March during COP26 in Glasgow, Scotland. Photo by Tracy Rector.
GLASGOW, Scotland, Nov. 16, 2021 — Although encouraged by unprecedented visibility of Indigenous Peoples at COP26, the United Nations climate conference in Glasgow, Jennifer ‘Jing’ Corpuz, an Igorot attorney from the Philippines and global policy lead for Nia Tero, warns that weak language on rights could put communities’ ties to land and sea at risk, specifically as it relates to a new carbon market plan.
“A significant body of evidence now supports the demands of Indigenous Peoples to be front and center in this policy making, and although dozens of us spoke at high-level events at the COP, we will have to watch closely the implementation of this new carbon scheme, as references to the rights of Indigenous Peoples are relatively weak,” said Corpuz.
A new report from the World Resources Institute states that Indigenous territories hold more than one-third of the planet’s most carbon-dense natural forests and an estimated 40% of the world’s intact ecosystems. Indigenous communities play an outsized role in protecting forests and other ecosystems yet have formal tenure rights to only 10 percent of their territories.
“The evidence suggests the first question investors in the carbon market should ask is whether credits linked to conservation of biodiverse ecosystems have involved consultation and consent of traditional Indigenous communities of the forests,” said Peter Seligmann, CEO and founder of Nia Tero, who attended the conference with a team from the non-profit that included Corpuz. “I am convinced that the future of humanity is directly connected to the future of Indigenous Peoples and their continued role as stewards of the world’s most intact ecosystems."
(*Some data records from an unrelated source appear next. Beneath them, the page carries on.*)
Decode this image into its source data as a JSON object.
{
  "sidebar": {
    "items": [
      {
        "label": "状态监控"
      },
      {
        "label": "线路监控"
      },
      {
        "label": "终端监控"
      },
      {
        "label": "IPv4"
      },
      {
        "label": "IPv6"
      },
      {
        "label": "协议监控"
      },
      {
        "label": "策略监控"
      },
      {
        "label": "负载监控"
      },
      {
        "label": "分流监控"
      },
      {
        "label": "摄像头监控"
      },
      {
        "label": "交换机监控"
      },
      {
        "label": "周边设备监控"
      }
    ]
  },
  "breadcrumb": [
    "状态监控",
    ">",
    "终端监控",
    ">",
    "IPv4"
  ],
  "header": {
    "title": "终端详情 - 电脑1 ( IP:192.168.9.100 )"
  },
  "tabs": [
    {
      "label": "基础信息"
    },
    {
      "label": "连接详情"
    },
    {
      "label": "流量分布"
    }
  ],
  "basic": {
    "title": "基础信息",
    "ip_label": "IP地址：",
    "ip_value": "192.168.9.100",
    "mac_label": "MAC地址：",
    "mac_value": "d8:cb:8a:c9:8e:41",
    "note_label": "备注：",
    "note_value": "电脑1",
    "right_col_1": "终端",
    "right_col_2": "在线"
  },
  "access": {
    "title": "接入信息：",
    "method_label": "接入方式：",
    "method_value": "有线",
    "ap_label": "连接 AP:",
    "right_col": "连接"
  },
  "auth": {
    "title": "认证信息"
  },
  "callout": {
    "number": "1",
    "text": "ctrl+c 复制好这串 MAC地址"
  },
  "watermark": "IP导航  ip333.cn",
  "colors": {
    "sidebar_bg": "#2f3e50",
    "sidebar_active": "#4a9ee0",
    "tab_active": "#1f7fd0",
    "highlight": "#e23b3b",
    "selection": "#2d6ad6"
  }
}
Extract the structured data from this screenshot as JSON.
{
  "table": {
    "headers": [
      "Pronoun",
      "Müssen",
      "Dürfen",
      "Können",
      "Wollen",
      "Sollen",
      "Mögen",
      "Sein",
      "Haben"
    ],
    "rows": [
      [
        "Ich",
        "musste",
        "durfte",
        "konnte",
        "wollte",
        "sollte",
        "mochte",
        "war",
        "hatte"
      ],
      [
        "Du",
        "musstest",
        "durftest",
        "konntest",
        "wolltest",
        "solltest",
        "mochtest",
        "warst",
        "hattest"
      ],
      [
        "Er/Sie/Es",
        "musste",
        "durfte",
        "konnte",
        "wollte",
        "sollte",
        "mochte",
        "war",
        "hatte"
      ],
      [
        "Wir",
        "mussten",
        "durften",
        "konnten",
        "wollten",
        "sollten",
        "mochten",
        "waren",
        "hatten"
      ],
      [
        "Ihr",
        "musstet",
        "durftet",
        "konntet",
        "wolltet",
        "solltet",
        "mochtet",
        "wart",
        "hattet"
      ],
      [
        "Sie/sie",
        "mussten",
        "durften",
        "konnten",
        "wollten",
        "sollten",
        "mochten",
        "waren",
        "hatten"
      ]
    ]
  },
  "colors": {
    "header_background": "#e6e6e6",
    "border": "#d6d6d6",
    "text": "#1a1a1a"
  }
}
Corpuz adds that there is progress to celebrate with regard to the activities at COP26: “The good news is that we have more protections than we would have had under the rapidly growing voluntary carbon market.”
Nia Tero is a US-based non-profit working in solidarity with Indigenous Peoples and movements worldwide. The organization’s governing bodies, leadership, and staff are of diverse non-Indigenous and Indigenous identities and life experiences, viewing this diversity as a source of strength as a bridging organization committed to Indigenous self-determination and an inclusive culture guided by Indigenous wisdom, practices, and protocols.
Image by Tracy Rector, taken during a protest at COP26 in Glasgow, Scotland.